Blanche Lazzell (1878 – 1956) was an American painter, printmaker and designer. Known especially for her white-line woodcuts, she was an early modernist American artist, bringing elements of Cubism and abstraction into her art.
Born in a small farming community in West Virginia, Lazzell traveled to Europe twice, studying in Paris with French artists Albert Gleizes, Fernand Leger and Andre Lhote. In 1915, she began spending her summers in the Cape Cod art community of Provincetown, Massachusetts and eventually settled there permanently. She was one of the founding members of the Provincetown Printers, a group of artists who experimented with a white-line woodcut technique based on the Japanese ukiyo-e woodblock prints.
In 1919 Lazzell was featured in an exhibition in Manhattan at the Touchstone Gallery alongside Weinrich, Mary Kirkup, and Flora Schoenfeld. Later that year, the Provincetown Printers were featured at the Detroit Institute of Arts exhibition "Wood Block Prints in Color by American Artists." Critics and galleries associated the Provincetown Printers with Modernist schools of painting and the artist collective continued to receive national exposure over the next few years with exhibitions in Chicago, Los Angeles, Philadelphia, Baltimore, and New Orleans.
While Lazzell is most well known for her white-line woodcuts, she also created ceramics, hooked rugs, paintings, and gouache studies.
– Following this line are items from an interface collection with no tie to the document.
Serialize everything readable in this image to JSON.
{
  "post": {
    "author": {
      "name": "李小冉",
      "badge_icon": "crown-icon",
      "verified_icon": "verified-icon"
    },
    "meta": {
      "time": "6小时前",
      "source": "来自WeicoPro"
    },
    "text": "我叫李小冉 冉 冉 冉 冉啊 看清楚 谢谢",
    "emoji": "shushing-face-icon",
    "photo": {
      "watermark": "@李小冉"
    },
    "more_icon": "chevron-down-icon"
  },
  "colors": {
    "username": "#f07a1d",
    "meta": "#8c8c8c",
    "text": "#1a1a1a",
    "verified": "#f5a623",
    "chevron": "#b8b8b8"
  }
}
The subjects of her paintings and prints included landscape scenery and harbor scenes in Provincetown as well as flowers and still lifes. These and her abstract works incorporated elements of both Synthetic and Analytic cubism and frequently comprised arrangements of vibrantly colored geometric shapes. She was among the earliest women artists in the United States to work in a modernist style.
Lazzell's paintings demonstrated a rich and nuanced use of color. She preferred French watercolor pigments that, alongside the grain of the woodblocks, created embossed lines and striated patterns. Typically the woodblocks she created were made from cherry or basswood and she only pulled three or four prints from each woodblock. From 1916 to 1955, Lazzell created 138 woodblocks. Modern exhibitions of Lazzell's artworks have included the woodblocks themselves.